[Task inputs — start]

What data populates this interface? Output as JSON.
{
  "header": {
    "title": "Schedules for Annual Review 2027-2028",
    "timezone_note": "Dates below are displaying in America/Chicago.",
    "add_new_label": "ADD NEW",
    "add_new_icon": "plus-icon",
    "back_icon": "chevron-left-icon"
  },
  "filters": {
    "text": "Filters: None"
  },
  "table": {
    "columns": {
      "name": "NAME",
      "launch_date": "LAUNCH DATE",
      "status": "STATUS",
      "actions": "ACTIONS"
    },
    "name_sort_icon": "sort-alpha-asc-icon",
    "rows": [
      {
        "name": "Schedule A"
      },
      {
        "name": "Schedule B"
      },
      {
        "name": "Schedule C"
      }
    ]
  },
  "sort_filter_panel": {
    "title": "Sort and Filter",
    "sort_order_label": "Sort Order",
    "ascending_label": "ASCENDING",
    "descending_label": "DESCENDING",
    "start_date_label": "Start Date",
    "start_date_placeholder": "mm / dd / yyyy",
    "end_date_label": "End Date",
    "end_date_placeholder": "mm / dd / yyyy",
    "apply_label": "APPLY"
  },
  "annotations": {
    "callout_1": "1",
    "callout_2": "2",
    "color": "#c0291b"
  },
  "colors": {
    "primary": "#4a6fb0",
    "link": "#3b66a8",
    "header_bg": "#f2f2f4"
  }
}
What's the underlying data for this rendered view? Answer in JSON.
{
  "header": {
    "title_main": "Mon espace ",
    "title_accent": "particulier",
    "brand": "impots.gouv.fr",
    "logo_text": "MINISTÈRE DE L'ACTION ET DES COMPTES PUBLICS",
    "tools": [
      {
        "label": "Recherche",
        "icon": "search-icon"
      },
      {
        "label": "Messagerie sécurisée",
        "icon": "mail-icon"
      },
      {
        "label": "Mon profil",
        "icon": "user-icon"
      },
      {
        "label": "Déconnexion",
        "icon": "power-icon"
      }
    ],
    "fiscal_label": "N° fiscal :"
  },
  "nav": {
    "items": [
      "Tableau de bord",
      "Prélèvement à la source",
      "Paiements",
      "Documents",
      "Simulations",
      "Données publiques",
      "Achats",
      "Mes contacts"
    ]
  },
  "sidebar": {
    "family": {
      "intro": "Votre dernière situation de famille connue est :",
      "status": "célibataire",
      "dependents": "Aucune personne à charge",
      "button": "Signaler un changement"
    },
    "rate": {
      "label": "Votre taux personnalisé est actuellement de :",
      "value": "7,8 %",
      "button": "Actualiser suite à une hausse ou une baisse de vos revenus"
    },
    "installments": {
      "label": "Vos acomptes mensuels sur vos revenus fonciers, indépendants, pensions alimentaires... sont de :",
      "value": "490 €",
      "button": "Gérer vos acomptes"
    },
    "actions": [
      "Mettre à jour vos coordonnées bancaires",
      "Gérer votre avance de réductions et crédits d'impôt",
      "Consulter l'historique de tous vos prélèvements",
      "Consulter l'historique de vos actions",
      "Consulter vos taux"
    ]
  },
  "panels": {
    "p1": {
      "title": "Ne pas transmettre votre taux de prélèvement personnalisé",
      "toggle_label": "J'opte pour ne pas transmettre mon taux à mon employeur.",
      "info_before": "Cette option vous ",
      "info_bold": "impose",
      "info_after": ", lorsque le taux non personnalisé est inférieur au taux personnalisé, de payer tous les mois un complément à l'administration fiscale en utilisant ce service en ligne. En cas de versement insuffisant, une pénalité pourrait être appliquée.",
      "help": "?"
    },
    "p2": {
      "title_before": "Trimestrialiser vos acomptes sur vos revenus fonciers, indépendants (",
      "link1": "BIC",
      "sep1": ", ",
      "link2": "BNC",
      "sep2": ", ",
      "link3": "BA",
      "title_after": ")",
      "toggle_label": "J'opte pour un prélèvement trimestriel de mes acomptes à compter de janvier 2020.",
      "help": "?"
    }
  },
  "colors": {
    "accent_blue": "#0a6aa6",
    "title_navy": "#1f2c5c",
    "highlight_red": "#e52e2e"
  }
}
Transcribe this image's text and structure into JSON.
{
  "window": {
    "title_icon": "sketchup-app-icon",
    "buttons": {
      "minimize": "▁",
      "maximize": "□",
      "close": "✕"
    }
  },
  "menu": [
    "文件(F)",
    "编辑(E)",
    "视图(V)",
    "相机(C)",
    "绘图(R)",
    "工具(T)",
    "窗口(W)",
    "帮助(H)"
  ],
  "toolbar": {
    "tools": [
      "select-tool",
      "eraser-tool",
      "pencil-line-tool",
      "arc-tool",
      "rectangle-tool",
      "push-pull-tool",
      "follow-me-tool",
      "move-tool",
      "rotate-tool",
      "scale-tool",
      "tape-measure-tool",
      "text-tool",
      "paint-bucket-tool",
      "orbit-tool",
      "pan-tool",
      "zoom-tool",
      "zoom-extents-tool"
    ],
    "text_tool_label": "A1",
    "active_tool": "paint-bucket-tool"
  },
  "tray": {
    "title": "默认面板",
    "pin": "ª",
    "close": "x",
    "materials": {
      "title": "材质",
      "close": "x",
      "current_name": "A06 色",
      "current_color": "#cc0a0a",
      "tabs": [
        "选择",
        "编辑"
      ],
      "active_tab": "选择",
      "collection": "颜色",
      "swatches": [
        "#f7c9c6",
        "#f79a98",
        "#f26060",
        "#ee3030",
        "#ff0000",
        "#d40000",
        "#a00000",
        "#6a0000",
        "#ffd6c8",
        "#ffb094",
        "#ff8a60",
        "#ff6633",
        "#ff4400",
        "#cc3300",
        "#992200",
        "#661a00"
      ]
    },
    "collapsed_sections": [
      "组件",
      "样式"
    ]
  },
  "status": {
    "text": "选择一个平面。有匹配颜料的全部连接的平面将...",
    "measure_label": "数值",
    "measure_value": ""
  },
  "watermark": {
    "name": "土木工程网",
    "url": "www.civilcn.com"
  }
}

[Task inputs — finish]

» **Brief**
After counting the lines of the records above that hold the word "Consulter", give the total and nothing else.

» **Answer to this problem**
3